Avoid overheating the baby.
Maintain a comfortable temperature in the room itself, Fayard says. She warns not to overdress the baby or swaddle them too tight. “It has been shown that overheating and overwrapping increases the chances of SIDS, potentially because the baby falls into a deeper sleep and has trouble awakening,” she says. "One light layer of clothing is recommended. Avoid covering the baby’s head while they are sleeping."
Approach co-sleeping with caution.
Fayard says it is best to keep your baby in their own crib. Co-sleeping with an infant increases the chances of the baby suffocating by a pillow, blanket, or even the parent's body. If co-sleeping is desired for peace-of-mind or breastfeeding during the night, she recommends moving the infant to a separate crib next to the parents’ bed so the baby is nearby but not on the same surface.
Breastfeed your baby, if possible.
Breastfeeding seems to have a very important protective effect, cutting down SIDS by half, Fayard says. “Studies have shown that breastfed babies are more easily roused from sleep, meaning they’re less likely to die from SIDS,” she says.

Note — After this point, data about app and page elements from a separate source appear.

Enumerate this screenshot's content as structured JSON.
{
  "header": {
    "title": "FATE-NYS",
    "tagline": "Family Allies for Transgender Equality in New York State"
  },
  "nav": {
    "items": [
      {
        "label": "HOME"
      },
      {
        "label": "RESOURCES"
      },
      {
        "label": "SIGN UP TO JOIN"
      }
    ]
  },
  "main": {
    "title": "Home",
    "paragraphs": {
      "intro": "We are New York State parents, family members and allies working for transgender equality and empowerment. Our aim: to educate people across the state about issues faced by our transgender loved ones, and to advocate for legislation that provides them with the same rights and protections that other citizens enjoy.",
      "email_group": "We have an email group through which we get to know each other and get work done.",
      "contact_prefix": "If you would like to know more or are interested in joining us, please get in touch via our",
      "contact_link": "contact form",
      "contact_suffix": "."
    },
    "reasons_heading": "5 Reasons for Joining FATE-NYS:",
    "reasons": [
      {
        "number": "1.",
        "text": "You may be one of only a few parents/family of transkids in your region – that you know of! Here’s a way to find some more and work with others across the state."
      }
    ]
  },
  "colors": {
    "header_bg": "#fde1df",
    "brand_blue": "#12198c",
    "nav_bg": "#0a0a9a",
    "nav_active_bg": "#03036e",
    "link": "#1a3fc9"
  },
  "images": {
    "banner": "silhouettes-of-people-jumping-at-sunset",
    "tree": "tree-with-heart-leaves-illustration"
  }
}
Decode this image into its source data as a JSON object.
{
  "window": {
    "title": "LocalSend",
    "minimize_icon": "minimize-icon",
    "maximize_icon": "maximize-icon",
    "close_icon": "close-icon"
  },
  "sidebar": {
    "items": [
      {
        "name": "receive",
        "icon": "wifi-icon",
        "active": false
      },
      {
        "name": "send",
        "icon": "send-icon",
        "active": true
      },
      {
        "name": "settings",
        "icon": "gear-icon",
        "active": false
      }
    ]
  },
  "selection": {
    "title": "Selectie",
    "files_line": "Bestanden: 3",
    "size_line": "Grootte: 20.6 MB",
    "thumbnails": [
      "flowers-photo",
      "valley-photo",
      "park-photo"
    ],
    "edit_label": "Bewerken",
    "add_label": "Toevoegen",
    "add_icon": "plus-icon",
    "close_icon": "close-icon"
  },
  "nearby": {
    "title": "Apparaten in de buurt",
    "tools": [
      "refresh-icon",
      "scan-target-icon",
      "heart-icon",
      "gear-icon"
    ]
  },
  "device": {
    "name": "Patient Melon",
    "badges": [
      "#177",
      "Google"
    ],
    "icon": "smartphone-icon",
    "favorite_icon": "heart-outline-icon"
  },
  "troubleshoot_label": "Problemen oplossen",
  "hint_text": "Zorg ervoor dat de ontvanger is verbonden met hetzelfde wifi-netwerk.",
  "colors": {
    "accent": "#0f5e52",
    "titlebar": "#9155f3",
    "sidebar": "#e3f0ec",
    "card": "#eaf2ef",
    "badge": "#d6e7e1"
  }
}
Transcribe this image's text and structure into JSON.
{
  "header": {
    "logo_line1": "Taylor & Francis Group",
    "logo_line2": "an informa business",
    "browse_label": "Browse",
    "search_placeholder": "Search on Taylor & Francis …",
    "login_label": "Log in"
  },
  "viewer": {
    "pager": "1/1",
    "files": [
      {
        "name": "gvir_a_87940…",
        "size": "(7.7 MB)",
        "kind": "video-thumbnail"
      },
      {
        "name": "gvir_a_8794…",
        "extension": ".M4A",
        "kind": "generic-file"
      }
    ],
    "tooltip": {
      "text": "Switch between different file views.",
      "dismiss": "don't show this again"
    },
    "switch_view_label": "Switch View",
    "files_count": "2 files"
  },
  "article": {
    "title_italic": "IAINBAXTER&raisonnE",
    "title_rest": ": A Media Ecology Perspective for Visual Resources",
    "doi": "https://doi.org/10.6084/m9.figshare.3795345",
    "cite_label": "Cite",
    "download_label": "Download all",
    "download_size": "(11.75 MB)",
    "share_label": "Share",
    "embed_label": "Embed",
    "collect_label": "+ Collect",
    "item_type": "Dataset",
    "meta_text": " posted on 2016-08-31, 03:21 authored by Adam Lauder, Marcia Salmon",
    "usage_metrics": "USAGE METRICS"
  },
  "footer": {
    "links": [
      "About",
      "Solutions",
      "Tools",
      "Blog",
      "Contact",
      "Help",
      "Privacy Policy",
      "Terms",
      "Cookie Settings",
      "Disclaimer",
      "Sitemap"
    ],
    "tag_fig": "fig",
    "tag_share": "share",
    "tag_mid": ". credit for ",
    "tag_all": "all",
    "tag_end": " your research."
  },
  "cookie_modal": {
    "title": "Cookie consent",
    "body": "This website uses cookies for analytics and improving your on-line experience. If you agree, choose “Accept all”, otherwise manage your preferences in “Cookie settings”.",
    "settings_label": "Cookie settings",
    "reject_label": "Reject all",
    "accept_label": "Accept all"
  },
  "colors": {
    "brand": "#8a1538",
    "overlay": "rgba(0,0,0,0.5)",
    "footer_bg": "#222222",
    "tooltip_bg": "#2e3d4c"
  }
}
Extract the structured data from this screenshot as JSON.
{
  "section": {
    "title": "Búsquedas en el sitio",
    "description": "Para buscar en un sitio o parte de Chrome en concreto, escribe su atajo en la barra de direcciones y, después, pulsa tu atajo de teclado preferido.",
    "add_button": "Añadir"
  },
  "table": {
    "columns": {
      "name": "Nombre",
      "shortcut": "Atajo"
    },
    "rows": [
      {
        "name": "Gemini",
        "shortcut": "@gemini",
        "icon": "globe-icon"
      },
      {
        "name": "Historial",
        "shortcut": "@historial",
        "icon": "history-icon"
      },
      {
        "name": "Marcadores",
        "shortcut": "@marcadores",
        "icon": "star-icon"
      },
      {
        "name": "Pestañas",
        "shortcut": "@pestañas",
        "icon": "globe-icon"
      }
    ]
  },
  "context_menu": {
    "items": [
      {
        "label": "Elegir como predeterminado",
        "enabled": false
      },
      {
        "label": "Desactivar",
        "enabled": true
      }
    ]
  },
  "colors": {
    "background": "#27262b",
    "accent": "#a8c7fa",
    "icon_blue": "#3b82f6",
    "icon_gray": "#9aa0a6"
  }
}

Additionally, breastfeeding mothers are less likely to smoke, which lessens a baby’s risk of exposure to smoke — another proven risk for SIDS.
Don’t waste time on anti-SIDS devices and machines.
Studies have shown anti-SIDS devices such as electronic breathing monitors or oxygen saturation meters, do not prevent SIDS and may actually increase the risk by giving parents a false sense of securty that may lead them to ignore other proven preventive measure. Additionally, Fayard says other items not recommended include apnea monitors, sleep-position wedges and devices.
SIDS is a very serious threat for any parent that takes home a new baby. Fayard says SIDS incidences generally occur between the first two to four months of a baby’s life and peaks the most at week 11. “As the baby gets older and stronger, the brain matures, and the risk of SIDS continues to drop and is lower after six months,” she says. “It’s occurance is very rare after one year of age.”
There may be more you would like to know about SIDS, and the physicians at Children's Hospital are here to guide you through this challenging time, provide you with information, and answer any questions you might have. Make an appointment with your provider today or visit our website for more information about sudden infant death syndrome.